Carrie Lam evasive on Hong Kong leadership bid as museum row snowballs

Chief secretary pledges to ‘spare no effort to do something good for Hong Kong’, but she fails to satisfy critics of HK$3.5 billion arts hub project

PUBLISHED : Saturday, 31 December, 2016, 1:40pm
UPDATED : Sunday, 01 January, 2017, 11:53am

Hong Kong’s No 2 official remained ambivalent on Saturday about running for the city’s top job while coming under increasing attack over a controversial museum deal with Beijing – an unexpected political hot potato that is snowballing into a major challenge just before her widely expected leadership bid.

Chief Secretary Carrie Lam Cheng Yuet-ngor avoided questions from the media on mounting political opposition to a plan to build Hong Kong’s own version of Beijing’s famed Palace Museum following an official Friday midnight press release that threw up more questions than satisfying critics.

Beijing not ready to show its hand on Hong Kong chief executive preference, top official hints

But in her speech at a charity event, Lam continued to drop hints on the possibility of running for chief executive in March and recalled a doctor once advising her to “act according to her strength”.

“But I feel that if it is something good for Hong Kong, something I can do to concentrate positive energy for Hong Kong, I will spare no effort,” she said.

“The year 2017 will be very important to me because no matter what decision I make later on, my role will change.”

She had nothing further to add to the statement by the West Kowloon Cultural District Authority Board, which she chairs, defending the decision-making process for the museum, which is to be built at the arts hub.

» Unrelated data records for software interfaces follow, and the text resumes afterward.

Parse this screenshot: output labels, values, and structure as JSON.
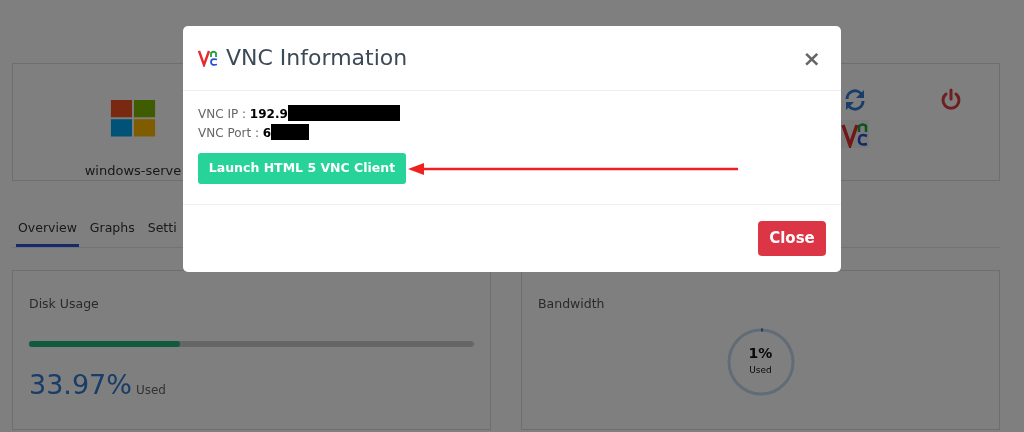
{
  "page": {
    "host": {
      "name": "windows-serve"
    },
    "tabs": [
      {
        "label": "Overview",
        "selected": true
      },
      {
        "label": "Graphs",
        "selected": false
      },
      {
        "label": "Setti",
        "selected": false
      }
    ],
    "disk": {
      "title": "Disk Usage",
      "level": 0.3397,
      "value": "33.97%",
      "unit": "Used"
    },
    "bandwidth": {
      "title": "Bandwidth",
      "level": 0.01,
      "value": "1%",
      "unit": "Used"
    }
  },
  "modal": {
    "title": "VNC Information",
    "dismiss": "×",
    "fields": [
      {
        "label": "VNC IP :",
        "value": "192.9"
      },
      {
        "label": "VNC Port :",
        "value": "6"
      }
    ],
    "launch_button": "Launch HTML 5 VNC Client",
    "close_button": "Close"
  }
}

The HK$3.5 billion project, financed by the Jockey Club, will be set up on prime land originally earmarked for a mega performance venue, which was dropped after a business viability assessment. Critics have questioned why the government skipped the public consultation requirement laid down by law for any development of arts facilities there.

Decision to build Hong Kong Palace Museum at West Kowloon Cultural District only revealed to board last month, member claims

Lam had suggested earlier that the public had not been consulted to avoid an “embarrassing” situation if it was rejected.

The board’s statement said before it unanimously approved the project on November 28, Lam had consulted two senior members, vice-chairman Ronald Arculli and museum committee chairman Victor Lo Chung-wing, in the first half of 2016. Lam has also briefed the board twice.

A source told the Post that Arculli was recently asked to lead Lam’s election campaign.

Chief executive candidate Regina Ip Lau Suk-yee said on Saturday that Lam could have done better, although the mainland side might have asked her to keep it confidential.

She could have revealed the scheme in a frank and no-nonsense manner
Regina Ip, chief executive contender

“She could have told them Hongkongers would be sensitive and consultation was necessary,” Ip said. “She could have revealed the scheme in a frank and no-nonsense manner.”

Responding to criticism that the choice of Rocco Yim Sen-kee as the architect of the museum was made without an open tender process, the board said Yim was recognised for his expertise in museum designs.

Bar Association chairwoman Winnie Tam Wan-chi SC, who was appointed to the board in late October, said she was still finding out the facts before concluding whether the museum deal had broken consultation rules.

The Civic Party’s Tanya Chan, vice-chair of the Legislative Council’s subcommittee on West Kowloon, said she would ask for records of all the internal briefings mentioned by the board before Friday, when Lam is scheduled to answer questions in Legco.